Radically Different Relationship

There is a radical thought that emerges from the teachings of Jesus—that your relationship with God matters more than your relationship with anyone else. In Luke 14 the idea is expressed that you must hate everyone else in comparison to God, even your own life if you want to be a disciple of Christ. Matthew takes the same idea in chapter 10 and says if you love your family more than Jesus you cannot be his disciple.

This idea is expressed in what Jesus called the First Great Commandment—to love God with all your heart, soul, mind, and body. The Second Great Commandment is to love your neighbor as yourself. These commandments give us the basis of what Jesus called the “narrow way”. The guidelines on the narrow way are based on a love relationship with God that honors the call of God above all other earthly concerns. They put the path of following God on a Spirit level—a spiritual calling—that unites us with our soul calling and true purpose for living and being.

The implications of this calling, this path of discipleship puts our relationship with God, our soul covenant, on a level above our human relationships. If we have to dishonor our soul’s purpose and calling in order to stay in a relationship, then that relationship becomes an obstruction to our relationship with God.

At its most basic level—this is the definition of idolatry—putting something else in the place of God. At the level of human relationship—this is the definition of adultery—putting someone else in the place of the Beloved. It does not mean that we dishonor people in order to be in relationship with God, it means that we honor God more than the relationship with others. God must be first and foremost and the calling and demands of God supreme—anything else is idolatry and is evidenced in an adulterous relationship.

In other words, when we are in relationship with another, for example, in a marriage with someone who does not allow us to be in a relationship with God fully, living out our soul’s purpose and covenant, than that relationship stands not as a symbol of our perfect relationship with God (the true definition of marriage) but as a hindrance and obstacle to our relationship with God (the true definition of idolatry/adultery).

You can see why this type of thinking and teaching was offensive to the religiously elite of his day and why it inspired hope in the religiously abused and despised. To a woman, these are words of hope and healing—especially to a woman in a relationship where she is nothing more than an object to be used domestically and sexually.

Ironically, within the Christian realm the abuse and subjugation to the will of man of women is commonplace. In fact, the scriptures are used to justify the oppression and abuse of women. In reality, Jesus taught something radically different. So different, in fact, that he was put to death.

The basic teaching is that our soul covenant—living out God’s will in our life—is the most important concern in our life, above and beyond the concerns of familial relationships which of course, includes marriage. Marriage is the symbolic institution of our relationship with God. It should, ideally, helps us to become everything that God wants us to be. When it oppresses and discourages the soul from opening, it must be considered, at some point, that one needs to move beyond it.

This idea brings to mind the words, “What does it profit a man (or woman) if one gains the whole world, but loses one’s soul.” If we save an earthly relationship, but fail in our relationship to God, what have we really accomplished?

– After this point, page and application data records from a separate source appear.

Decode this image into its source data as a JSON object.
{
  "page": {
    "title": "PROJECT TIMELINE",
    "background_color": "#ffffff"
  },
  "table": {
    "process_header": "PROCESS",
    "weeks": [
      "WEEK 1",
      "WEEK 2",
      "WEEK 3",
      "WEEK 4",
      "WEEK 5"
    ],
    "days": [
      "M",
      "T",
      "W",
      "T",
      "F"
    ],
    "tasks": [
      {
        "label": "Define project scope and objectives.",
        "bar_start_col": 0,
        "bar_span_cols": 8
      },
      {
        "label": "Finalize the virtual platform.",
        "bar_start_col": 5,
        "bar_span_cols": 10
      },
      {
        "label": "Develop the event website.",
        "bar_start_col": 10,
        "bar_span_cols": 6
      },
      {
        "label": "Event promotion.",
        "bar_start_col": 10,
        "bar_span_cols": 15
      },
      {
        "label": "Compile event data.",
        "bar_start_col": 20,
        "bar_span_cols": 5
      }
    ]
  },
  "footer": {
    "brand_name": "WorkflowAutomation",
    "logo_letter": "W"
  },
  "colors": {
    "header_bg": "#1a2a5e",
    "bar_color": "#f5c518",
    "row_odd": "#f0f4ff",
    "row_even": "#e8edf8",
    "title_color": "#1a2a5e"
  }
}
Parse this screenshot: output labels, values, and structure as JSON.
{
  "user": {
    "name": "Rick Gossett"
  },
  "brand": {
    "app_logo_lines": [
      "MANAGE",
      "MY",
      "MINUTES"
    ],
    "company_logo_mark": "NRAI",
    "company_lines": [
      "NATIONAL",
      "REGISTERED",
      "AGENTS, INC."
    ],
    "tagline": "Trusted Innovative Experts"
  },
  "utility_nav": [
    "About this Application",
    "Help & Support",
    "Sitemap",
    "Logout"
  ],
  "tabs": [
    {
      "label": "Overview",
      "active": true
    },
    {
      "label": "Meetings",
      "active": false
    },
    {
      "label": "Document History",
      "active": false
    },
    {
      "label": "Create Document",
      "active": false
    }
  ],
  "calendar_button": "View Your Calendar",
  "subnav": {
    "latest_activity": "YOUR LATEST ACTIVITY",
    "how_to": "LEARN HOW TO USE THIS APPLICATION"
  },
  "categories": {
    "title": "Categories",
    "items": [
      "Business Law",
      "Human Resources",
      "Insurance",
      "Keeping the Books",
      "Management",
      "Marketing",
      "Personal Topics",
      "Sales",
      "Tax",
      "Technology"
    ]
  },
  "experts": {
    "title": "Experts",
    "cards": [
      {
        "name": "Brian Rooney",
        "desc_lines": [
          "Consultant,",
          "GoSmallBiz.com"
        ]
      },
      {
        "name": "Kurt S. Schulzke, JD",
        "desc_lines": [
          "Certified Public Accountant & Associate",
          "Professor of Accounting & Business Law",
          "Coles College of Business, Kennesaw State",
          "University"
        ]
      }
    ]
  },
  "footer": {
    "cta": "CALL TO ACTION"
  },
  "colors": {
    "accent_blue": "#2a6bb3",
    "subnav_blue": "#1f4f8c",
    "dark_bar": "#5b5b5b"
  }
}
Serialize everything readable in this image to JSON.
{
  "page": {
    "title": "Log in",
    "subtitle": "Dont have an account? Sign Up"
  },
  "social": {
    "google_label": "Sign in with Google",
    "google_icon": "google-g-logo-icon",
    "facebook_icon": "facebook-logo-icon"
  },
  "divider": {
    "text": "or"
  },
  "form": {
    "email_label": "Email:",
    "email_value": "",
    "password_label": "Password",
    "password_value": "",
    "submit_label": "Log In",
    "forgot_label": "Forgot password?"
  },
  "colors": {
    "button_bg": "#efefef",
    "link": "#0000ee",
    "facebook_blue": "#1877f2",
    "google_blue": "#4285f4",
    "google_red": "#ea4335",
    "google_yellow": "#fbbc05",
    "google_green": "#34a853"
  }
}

If we stay in an abusive relationship and fail to do the work we have come to do, what does it profit anyone?

This is not opposed to Jesus’ teaching on divorce, but is in actuality, in support of it. He defined adultery as a heart condition, not just as acting out in a physical manner with another man or woman. Adultery takes place in the heart as a result of lusting after someone else. This definition is so broad that to understand it we must see it in its spiritual application. It goes back to Jesus’ teaching on loving one’s own life, family, or others more than God.

True love is always inclusive. It does not shut out but draws in. True love to God allows us to love others, including our families and spouses more, not less. It restores relationships. When one realizes the true aspect of love, it allows one to move out of relationships that refuse to love and honor. The key word here is refuse. Free will is always supreme. Love is never compelled. In marriage if love is not supreme and one refuses to love and honor the other, then it is imperative to move on. The moving on does not condemn the other, but allows for the growth of the other and of one's self. There is no blame or shame.

This is the radical freedom taught by Jesus. With expanding freedom comes increased responsibility and accountability. It is not a teaching of irresponsibility. It is a teaching of greater accountability to God and to others. It does not, however, teach tolerance of abuse to woman, children, or others in any way nor does it encourage us to stay in destructive relationships of any kind. It also reminds us that our relationship with God and being true to our soul's calling is supreme over any earthly relationship.